> [WORK ORDER] Return each line of the listing that follows in which the string "this" can be found.

> [SOURCE INFORMATION]
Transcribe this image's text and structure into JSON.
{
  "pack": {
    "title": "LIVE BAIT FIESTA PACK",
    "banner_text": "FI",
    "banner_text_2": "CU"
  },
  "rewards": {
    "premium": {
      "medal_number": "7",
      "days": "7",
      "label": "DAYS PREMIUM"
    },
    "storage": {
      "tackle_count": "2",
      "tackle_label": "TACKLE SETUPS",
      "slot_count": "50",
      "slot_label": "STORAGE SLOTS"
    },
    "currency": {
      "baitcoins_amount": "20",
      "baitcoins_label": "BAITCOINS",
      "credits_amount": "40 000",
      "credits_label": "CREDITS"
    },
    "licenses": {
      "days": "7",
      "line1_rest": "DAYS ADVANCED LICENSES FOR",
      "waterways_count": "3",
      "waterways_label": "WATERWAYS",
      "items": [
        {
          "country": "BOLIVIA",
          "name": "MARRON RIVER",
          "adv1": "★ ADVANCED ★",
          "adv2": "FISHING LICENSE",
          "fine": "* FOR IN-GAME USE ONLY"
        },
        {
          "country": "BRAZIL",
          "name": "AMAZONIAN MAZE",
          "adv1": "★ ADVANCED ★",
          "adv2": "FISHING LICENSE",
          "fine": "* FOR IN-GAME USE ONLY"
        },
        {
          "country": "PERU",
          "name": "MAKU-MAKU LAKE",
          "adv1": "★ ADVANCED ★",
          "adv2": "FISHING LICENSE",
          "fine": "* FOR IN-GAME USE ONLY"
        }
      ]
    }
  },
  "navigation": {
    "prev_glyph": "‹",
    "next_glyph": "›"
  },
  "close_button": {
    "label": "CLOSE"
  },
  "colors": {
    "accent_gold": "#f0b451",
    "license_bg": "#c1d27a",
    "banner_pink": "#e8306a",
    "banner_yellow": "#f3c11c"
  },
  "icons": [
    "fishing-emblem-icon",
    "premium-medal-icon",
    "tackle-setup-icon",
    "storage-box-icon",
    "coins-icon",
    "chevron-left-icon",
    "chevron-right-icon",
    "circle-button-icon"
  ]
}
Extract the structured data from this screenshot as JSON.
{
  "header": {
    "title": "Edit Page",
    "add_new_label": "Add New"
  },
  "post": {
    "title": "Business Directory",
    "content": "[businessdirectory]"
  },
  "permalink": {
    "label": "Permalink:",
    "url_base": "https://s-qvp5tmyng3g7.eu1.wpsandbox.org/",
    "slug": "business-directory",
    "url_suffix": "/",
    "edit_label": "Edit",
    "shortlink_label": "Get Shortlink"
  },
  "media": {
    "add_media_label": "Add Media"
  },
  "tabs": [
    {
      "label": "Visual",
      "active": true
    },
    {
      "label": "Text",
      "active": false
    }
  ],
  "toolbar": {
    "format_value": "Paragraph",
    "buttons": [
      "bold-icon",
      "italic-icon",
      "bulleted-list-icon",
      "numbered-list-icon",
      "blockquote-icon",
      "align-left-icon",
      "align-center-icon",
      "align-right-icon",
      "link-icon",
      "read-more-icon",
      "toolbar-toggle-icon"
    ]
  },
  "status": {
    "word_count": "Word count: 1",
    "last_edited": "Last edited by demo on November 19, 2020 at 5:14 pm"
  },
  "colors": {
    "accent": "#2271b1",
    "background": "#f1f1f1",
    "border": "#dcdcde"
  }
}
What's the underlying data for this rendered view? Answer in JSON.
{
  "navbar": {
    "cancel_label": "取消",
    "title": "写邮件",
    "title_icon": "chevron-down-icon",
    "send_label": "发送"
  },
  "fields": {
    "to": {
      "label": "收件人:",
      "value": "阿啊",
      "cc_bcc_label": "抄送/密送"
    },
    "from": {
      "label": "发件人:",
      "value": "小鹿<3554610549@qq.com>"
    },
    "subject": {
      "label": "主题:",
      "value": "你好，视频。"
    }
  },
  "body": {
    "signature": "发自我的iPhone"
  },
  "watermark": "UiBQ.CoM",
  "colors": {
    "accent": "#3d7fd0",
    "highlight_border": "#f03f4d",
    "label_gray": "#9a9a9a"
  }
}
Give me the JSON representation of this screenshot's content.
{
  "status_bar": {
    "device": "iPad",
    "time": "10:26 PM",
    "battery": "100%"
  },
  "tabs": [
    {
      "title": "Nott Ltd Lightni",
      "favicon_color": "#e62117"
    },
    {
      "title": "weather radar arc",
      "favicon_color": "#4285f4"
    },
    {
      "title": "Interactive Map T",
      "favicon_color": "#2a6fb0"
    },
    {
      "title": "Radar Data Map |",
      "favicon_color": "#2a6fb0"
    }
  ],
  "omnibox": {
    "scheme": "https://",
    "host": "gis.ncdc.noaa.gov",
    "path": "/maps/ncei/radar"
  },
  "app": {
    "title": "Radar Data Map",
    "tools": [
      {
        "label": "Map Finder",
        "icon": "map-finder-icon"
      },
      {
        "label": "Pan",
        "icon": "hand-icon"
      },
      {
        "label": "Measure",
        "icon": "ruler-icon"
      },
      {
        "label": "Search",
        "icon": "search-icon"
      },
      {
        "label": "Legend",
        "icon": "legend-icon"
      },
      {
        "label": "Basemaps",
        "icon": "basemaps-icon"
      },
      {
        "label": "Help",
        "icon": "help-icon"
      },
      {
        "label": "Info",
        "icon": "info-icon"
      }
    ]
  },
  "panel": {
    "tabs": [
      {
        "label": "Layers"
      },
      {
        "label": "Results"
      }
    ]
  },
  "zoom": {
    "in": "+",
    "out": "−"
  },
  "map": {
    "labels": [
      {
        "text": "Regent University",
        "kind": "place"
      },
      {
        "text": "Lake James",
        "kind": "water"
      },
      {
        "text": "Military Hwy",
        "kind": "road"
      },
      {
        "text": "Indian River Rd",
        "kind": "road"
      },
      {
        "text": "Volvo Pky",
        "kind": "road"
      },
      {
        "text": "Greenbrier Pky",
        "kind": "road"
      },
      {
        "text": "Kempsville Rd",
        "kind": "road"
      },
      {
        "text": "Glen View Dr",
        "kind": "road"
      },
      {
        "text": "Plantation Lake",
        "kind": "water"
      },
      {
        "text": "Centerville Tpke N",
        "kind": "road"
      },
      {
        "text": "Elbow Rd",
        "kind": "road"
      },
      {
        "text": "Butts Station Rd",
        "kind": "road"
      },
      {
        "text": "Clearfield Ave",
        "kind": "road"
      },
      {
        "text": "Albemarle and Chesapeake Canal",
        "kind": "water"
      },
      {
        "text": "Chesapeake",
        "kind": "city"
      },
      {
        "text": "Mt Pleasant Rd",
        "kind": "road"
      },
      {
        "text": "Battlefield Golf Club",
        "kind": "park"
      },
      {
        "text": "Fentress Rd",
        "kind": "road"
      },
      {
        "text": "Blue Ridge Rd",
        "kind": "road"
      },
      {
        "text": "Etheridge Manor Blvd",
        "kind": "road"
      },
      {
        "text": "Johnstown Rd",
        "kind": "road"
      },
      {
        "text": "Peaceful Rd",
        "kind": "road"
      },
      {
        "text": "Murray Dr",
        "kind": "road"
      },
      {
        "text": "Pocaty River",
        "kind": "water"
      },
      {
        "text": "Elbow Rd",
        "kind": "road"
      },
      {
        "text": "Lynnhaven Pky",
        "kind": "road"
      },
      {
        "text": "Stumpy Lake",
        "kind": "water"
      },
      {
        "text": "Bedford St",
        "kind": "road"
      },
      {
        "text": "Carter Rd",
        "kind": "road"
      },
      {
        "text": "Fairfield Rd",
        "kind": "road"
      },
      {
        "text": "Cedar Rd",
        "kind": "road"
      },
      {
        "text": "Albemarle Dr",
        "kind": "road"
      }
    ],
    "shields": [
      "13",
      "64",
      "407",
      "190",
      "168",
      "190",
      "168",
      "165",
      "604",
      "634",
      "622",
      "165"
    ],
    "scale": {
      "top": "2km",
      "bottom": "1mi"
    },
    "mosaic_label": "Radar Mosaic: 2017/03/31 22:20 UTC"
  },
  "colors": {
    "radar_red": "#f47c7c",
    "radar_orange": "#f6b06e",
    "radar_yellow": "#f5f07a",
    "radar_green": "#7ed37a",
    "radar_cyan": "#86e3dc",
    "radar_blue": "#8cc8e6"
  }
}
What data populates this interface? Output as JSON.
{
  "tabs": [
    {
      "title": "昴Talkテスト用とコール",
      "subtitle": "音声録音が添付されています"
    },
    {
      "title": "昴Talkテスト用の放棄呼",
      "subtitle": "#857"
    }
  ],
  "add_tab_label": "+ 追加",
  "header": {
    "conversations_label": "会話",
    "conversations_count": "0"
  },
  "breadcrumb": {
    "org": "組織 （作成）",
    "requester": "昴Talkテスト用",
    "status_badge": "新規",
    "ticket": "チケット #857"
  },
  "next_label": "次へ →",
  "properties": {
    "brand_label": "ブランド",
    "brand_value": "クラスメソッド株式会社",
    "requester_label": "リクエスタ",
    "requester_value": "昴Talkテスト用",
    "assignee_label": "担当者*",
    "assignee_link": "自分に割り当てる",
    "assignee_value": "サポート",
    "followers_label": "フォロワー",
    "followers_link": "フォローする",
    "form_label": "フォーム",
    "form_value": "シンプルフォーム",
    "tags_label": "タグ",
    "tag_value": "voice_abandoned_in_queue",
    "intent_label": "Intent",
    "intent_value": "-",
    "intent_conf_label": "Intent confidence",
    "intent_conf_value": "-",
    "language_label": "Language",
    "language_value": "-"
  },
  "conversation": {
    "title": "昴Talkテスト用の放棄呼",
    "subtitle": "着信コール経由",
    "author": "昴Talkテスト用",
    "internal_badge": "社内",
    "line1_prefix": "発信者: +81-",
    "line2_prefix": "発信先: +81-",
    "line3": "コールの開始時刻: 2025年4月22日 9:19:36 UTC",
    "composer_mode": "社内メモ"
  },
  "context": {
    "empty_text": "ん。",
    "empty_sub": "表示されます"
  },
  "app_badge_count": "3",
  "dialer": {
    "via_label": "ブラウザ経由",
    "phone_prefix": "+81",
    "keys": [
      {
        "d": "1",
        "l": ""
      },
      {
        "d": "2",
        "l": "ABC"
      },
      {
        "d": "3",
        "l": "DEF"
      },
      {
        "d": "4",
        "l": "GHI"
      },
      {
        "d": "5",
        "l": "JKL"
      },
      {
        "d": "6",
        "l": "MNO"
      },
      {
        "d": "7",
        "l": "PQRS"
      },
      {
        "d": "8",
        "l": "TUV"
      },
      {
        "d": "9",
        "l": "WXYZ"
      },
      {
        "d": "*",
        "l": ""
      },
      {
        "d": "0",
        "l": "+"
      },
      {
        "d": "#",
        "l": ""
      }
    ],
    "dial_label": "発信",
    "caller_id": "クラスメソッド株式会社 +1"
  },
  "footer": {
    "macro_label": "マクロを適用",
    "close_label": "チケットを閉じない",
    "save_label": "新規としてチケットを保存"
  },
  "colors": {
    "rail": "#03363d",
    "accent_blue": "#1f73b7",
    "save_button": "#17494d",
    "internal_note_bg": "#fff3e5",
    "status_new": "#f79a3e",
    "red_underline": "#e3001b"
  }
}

> [TASK SOLUTION]
Transcribe this image's text and structure into JSON.
Extract the structured data from this screenshot as JSON.
What's the underlying data for this rendered view? Answer in JSON.
Give me the JSON representation of this screenshot's content.
What data populates this interface? Output as JSON.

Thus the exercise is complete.